Psychologists from Sheffield Hallam University are to lead an evaluation project which aims to assess the effectiveness of activities and interventions undertaken by South Yorkshire’s Violence Reduction Unit.
Established in August 2019, following a successful multi-agency bid for a £1.6m funding grant from the Home Office, the South Yorkshire Violence Reduction Unit works in partnership with a range of public, community, faith and voluntary organisations to develop and deliver a range of activities to reduce violence in the region.
The project, led by psychologists Dr Charlotte Coleman and Dr Kate Whitfield from the Forensic and Investigative Research group at Sheffield Hallam,will allow the Unit to understand the impact of their work and provide new knowledge that will inform policy and practice locally and nationally.
Dr Charlotte Coleman, said: “Our team are delighted to be working with the South Yorkshire’s Violence Reduction Unit on such an important piece of work that will help shape the future of violent crime interventions in South Yorkshire.
“This funding recognises the expertise of our forensic psychology team in working in the area of violence reduction and evaluation methodologies.
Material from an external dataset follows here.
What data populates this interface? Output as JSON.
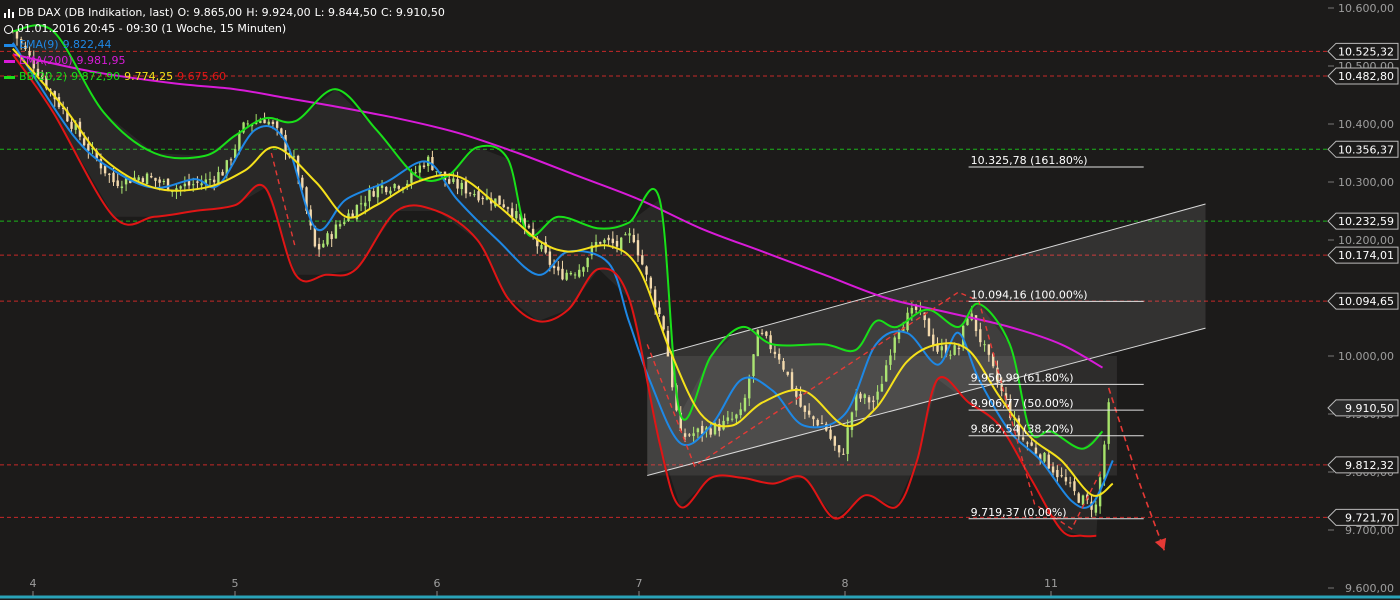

I have no doubt that this new working relationship will open up future partnership opportunities to work alongside the South Yorkshire Violence Reduction Unit and other crime organisations.”
Rachel Staniforth, Head of the South Yorkshire Violence Reduction Unit, said: “The Violence Reduction Unit is now in its second year of funding from the Home Office. In the first year we were required to produce an area profile and response strategy that look at the causes of violence in South Yorkshire. This document will be published very soon.
“Part of taking a public health approach is using and adding to data and the evidence base. We want to ensure that the work we are undertaking is having an impact. The evaluation that Sheffield Hallam University are undertaking will provide valuable insights into what is working well and what could be improved. These findings will add to the effectiveness of our work, ensuring that we deliver interventions and initiatives that improve the lives of young people and communities in South Yorkshire.”
A public health approach starts with the needs of the public or population group rather than with individual people.As violence is increasingly being considered a public health issue, a key component of the evaluation is to work with stakeholders and communities to assess the contribution and engagement of the Violence Reduction Unit.
The evaluation will update the current Theory of Change, a description of how and why a change is expected in a particular context which guides organisational planning, participation and evaluation and support the development of an evaluation framework for the unit to use in current and future commissioned work.
The updated Theory of Change will support the Violence Reduction Unit in prioritising activity and understanding the impact of their work in reducing violent crime, whilst the evaluation framework will support them in using and developing evidence to ensure the continuation of effective working in the long term.